HDP leader stipulates inclusion of monitoring board to visit İmralı for negotiations
by Ayşe Şahin
ISTANBULApr 09, 2015 - 12:00 am GMT+3
by Ayşe Şahin
Apr 09, 2015 12:00 am
Peoples' Democratic Party (HDP) Co-Chair Selahattin Demirtaş has made it clear that it is necessary for a monitoring committee to be included in the visit to İmralı Island, where PKK leader Abdullah Öcalan is currently incarcerated, for negotiations to commence. He made the comments while speaking to journalists in a question and answer session on Wednesday.
Ankara and the HDP have been pursuing a reconciliation process to end the decades-long conflict between the state and the PKK, a process that was initiated by the ruling party to invigorate democracy. The process has recently reached a significant stage following a call from Öcalan during March's Nevruz festival for a congress to be held to abandon arms.
"The negotiations will commence if the monitoring board is included in the visit to İmralı," Demirtaş said, adding that the negotiations will determine the date of the congress to be convened for the PKK's disarmament.
Although Öcalan's message during the most recent Nevruz celebration reflected his will for disarmament, in contrast to the messages he delivered on previous Nevruz celebrations, it remains relatively unsatisfactory to President Recep Tayyip Erdoğan, who has said he will continue to have reservations about the announcement until he sees concrete steps.
Erdoğan failed to hail the announcement as expected owing to his skepticism about the HDP's sincerity. "Peace cannot be achieved under the shadow of weapons," he said, stressing that disarmament is a condition to start the talks. However, HDP deputies – some openly, some implying – have suggested that they are waiting to see if the government adheres to the 10 items they put forward as being the basis of negotiations to lay down arms. This attitude has been utterly ruled out by Erdoğan, and Prime Minister Ahmet Davutoğlu has supported the president saying there can be no pre-conditions to disarmament.
Before his aforementioned remarks and a day after Öcalan's Nevruz message, Erdoğan stated his opposition toward the establishment of a monitoring committee and said he had not been informed about the issue, prompting questions about a possible rift between the ruling party Justice and Development Party (AK Party) and Erdoğan.

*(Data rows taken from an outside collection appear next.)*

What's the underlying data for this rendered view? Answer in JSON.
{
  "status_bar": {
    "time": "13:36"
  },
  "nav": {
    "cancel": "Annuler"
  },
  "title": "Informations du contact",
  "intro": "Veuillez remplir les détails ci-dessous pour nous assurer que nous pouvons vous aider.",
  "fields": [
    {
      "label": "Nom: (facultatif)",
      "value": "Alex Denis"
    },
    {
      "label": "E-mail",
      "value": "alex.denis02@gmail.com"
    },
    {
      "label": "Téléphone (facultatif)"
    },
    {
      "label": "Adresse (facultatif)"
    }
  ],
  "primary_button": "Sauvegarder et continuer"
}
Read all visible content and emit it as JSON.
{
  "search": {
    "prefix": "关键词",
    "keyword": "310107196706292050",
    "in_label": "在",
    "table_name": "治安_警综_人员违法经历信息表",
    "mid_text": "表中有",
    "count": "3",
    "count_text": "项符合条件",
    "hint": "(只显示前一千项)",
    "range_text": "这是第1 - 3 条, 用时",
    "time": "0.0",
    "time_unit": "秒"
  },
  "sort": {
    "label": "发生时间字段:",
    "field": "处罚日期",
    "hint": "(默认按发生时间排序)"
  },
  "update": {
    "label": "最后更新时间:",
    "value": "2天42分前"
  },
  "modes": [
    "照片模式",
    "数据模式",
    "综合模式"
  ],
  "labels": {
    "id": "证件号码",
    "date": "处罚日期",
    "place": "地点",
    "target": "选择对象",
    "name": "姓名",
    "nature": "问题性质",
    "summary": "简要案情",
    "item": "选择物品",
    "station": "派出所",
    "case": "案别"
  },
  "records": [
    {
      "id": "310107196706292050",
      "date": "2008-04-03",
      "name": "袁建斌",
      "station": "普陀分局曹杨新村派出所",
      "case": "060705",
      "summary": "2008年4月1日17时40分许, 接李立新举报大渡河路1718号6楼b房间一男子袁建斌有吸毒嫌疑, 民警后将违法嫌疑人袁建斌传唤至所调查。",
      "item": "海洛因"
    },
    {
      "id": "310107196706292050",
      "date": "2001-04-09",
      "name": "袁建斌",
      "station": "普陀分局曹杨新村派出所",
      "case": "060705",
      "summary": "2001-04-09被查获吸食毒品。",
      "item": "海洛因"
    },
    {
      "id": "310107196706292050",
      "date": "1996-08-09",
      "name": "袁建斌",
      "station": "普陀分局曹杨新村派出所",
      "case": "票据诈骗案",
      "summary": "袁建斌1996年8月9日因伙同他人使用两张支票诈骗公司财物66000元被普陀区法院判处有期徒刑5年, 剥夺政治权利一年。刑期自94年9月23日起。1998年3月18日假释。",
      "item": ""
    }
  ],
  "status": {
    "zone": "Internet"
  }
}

Deputy Prime Minister Bülent Arınç triggered further debate by saying: "Forming a monitoring committee was one of the steps we have taken so far for the reconciliation process. Our government finds it suitable. We have an existing road map on who will carry out which duty. It is the government who runs the country, and the responsibility falls on the government." Deputy Prime Minister Yalçın Akdoğan, who was previously tasked with conducting the process, had also hinted at the establishment of a monitoring committee.
However, Arınç and Akoğan, in a bid to clear misunderstandings over the matter, admitted that it was their fault if Erdoğan was not efficiently informed on the developments of the process. They both later said that they would stick to the road map drawn by Erdoğan on reconciliation efforts as "he is the one who initiated the process," ruling out speculations of a rift with Erdoğan.
The reconciliation process was initiated by the AK Party government and began when a cease-fire was signed between the government and the PKK in 2013. This was followed by a series of democratic reforms to improve the rights of Turkey's Kurdish population. It is reported that over 50 percent of people in the country are in favor of the initiative.